- How to Crochet a Granny Square
- Crocheted Blanket Patterns
- Crocheted Hat Patterns
- How to Crochet a Scarf
- Clothing, including crochet top patterns, and crochet dress patterns
- Crochet Animal Patterns
What is the Best Thing for Beginners to Crochet?
One of the best projects to start with is learning how to crochet a scarf. A scarf is essentially just a long rectangle that can be made from any stitch you like. It can be simple or quite fancy.
The red scarf below was made using chunky wool and a double crochet stitch, so it was really fast to make. One word of advice - count your stitches occasionally to make sure your scarf is not getting smaller or wider. I crocheted this scarf while watching TV and ended up redoing it a bit as I forgot to double-check my width.
Another project that is great to start with once you know how to crochet is these slippers. They are so easy as they are made from a rectangle and sewn together at the end. Learn how to crochet slippers with custom sizing.
Crocheting for Beginners - In Conclusion

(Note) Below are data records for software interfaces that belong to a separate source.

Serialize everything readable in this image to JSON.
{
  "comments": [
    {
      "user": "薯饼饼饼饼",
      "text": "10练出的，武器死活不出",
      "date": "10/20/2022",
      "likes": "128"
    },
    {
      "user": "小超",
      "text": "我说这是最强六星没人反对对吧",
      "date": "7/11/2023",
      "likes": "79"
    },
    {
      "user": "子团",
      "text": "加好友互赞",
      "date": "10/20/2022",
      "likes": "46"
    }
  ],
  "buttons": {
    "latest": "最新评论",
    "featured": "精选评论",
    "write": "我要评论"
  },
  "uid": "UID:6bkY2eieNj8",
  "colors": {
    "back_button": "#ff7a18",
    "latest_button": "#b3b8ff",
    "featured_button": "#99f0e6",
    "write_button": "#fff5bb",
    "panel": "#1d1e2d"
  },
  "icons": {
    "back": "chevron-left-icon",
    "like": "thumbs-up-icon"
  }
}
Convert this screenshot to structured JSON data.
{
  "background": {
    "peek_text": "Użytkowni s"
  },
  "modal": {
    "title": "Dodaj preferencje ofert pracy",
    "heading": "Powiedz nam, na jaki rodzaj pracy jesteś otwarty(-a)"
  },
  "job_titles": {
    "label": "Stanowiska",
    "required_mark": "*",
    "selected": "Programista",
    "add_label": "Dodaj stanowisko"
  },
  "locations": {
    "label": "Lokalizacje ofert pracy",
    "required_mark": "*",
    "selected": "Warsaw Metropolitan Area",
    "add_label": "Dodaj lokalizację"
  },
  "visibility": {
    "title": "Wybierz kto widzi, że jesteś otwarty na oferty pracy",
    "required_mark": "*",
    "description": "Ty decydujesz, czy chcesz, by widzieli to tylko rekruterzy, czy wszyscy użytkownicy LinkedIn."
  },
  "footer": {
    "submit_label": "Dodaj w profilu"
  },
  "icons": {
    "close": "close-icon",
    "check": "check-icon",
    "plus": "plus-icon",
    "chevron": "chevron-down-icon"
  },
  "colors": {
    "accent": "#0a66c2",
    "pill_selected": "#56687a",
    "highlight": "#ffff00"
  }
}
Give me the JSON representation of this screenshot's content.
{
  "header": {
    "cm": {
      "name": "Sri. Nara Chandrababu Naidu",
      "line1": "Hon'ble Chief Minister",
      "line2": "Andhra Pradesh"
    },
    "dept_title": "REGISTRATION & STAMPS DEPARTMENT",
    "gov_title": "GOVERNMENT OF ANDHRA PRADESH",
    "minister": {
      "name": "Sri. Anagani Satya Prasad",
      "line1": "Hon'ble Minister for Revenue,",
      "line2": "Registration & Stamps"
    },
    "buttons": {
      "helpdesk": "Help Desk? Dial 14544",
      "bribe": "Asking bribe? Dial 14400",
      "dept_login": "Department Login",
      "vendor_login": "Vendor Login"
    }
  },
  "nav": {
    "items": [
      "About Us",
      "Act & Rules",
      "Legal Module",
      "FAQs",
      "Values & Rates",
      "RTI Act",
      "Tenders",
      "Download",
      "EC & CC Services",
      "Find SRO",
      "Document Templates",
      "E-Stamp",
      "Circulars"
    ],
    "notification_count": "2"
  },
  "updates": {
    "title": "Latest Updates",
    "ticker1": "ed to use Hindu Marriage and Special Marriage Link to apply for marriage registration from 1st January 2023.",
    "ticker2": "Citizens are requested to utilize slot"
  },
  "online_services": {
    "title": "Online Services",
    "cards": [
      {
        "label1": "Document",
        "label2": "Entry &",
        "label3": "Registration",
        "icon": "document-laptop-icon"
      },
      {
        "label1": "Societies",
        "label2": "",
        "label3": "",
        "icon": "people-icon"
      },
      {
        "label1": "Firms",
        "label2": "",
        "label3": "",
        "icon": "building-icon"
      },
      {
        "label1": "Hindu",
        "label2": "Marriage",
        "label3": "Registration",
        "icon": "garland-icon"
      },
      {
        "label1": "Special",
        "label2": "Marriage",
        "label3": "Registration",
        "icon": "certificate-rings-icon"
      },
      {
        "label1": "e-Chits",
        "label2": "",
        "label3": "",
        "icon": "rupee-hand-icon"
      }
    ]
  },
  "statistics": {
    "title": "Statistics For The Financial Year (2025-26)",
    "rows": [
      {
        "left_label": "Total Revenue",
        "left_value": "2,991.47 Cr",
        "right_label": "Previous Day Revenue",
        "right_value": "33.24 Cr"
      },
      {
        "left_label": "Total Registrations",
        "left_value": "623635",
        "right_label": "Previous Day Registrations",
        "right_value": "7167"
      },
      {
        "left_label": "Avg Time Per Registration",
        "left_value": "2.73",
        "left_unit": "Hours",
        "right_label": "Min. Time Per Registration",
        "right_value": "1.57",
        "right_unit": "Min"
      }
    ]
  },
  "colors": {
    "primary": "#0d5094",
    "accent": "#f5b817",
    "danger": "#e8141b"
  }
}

Although these are only the most basic stitches in crochet for beginners, you can make so many different things using them. If you are a fan of Amigurumi, those cute little stuffed animals are made using single crochet.
You could make a scarf, fingerless mittens, or even a warm baby blanket using these basic stitches. Give it a try, build up your skills, and eventually, you will be creating that beautiful long, red scarf that you cannot find anywhere in the stores! It is extremely easy to get ‘hooked’ on this hobby!
How to Crochet for Beginners
- Crochet hook in a suitable size
- Yarn in any thickness
- Create a slip knot to join the yarn to the crochet hook. Make a starting chain stitch in your desired length For a sample, try 12 chains.
- Insert the hook into the second chain from the hook.
- Put the yarn over from back to front and pull through one loop. (2 stitches on hook)
- Yarn over again, and pull through both stitches (1 stitch on hook).
- First Row: Continue with single crochet stitches to the end of the row.
- Second row: Chain 1 for a turning chain. Turn your work and continue single crochet stitches in the second row. Continue until you have your desired height of crochet fabric. Cut the yarn and fasten off when finished.